According to Dr. William Haynes, director of Clinical Pharmacology at the University of Iowa, “Consumption of alcohol undoes many of the human body’s healthy reflexes, one of which is keeping the core body temperature warm in cold weather.” It doesn’t even take that much for this effect to kick in—just one alcoholic drink will start the process that results in a lowered core body temperature.

How does alcohol do this, and why does drinking alcohol make you feel warmer, even though you actually are getting colder?

You Booze, You Lose (Heat)

Alcohol is a vasodilator. It causes your blood vessels to dilate, particularly the capillaries just under the surface of your skin. When you have a drink, the volume of blood brought to the skin’s surface increases, making you feel warm. (That dilation is why slightly or exceedingly intoxicated people look flushed.) This overrides one of your body’s defenses against cold temperatures: Constricting your blood vessels, thereby minimizing blood flow to your skin in order to keep your core body temperature up.

Someone enjoying a drink in the cold may feel warmer from the extra blood warming his skin, but that blood will rapidly cool thanks to the chill in the air. Plus, the warmth caused by blood rushing to the skin will also make him sweat, decreasing his core temperature even further. The rapid drop often occurs without the drinker realizing it, because his skin will still feel fairly warm, which makes it doubly dangerous to drink alcohol in extremely cold weather. (You might want to put down the coffee, too; caffeine has a similar effect.)

The Big Chill

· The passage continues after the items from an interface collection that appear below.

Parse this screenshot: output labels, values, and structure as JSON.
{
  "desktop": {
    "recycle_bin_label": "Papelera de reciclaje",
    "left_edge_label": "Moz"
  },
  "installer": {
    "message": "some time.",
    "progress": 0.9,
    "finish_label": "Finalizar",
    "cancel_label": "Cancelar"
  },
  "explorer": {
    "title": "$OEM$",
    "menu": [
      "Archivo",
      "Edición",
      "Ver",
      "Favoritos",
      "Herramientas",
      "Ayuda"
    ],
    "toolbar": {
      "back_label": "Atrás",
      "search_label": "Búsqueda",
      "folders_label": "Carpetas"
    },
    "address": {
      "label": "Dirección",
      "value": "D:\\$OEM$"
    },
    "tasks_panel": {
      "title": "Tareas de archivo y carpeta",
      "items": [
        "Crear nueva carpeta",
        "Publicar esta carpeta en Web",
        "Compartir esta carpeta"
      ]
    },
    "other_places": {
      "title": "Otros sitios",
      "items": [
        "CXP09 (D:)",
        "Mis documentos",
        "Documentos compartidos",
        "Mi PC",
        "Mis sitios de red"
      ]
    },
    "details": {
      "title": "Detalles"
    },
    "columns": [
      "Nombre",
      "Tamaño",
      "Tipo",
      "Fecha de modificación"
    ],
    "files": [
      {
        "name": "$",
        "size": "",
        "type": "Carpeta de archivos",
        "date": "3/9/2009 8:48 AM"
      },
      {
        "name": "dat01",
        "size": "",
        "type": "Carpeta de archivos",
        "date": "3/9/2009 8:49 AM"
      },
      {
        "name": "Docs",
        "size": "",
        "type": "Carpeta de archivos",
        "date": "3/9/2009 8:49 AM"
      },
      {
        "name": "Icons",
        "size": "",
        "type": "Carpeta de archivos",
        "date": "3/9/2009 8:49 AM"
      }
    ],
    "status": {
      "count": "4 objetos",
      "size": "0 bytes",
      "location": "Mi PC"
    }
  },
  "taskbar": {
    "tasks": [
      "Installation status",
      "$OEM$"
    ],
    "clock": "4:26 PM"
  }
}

This isn’t the only bad thing about drinking alcohol in the cold. According to a study done by the Army Research Institute of Environmental Medicine, drinking alcohol in chilly weather also reduces the body’s ability and tendency to shiver, taking away yet another method your body uses to help keep warm when it is cold.

Bottom line? The age-old practice of drinking alcoholic beverages to keep the body warm in cold weather is the exact opposite of what you should do.

Original image
arrow
pretty pictures
9 Exhilarating Close-Up Photos of Sharks
Original image

Dive into the world of Shark, a new book by award-winning photographer Brian Skerry.

Original image
Hamilton Broadway
arrow
Food
A Hamilton-Themed Cookbook is Coming
Original image
Hamilton Broadway

Fans of Broadway hit Hamilton will soon be able to dine like the Founding Fathers: As Eater reports, a new Alexander Hamilton-inspired cookbook is slated for release in fall 2017.

Cover art for Laura Kumin's forthcoming cookbook
Amazon

Called The Hamilton Cookbook: Cooking, Eating, and Entertaining in Hamilton’s World, the recipe collection by author Laura Kumin “takes you into Hamilton’s home and to his table, with historical information, recipes, and tips on how you can prepare food and serve the food that our founding fathers enjoyed in their day,” according to the Amazon description. It also recounts Hamilton’s favorite dishes, how he enjoyed them, and which ingredients were used.

Recipes included are cauliflower florets two ways, fried sausages and apples, gingerbread cake, and apple pie. (Cue the "young, scrappy, and hungry" references.) The cookbook’s official release is on November 21—but until then, you can stave off your appetite for all things Hamilton-related by downloading the musical’s new app.

SECTIONS

arrow
LIVE SMARTER
More from mental floss studios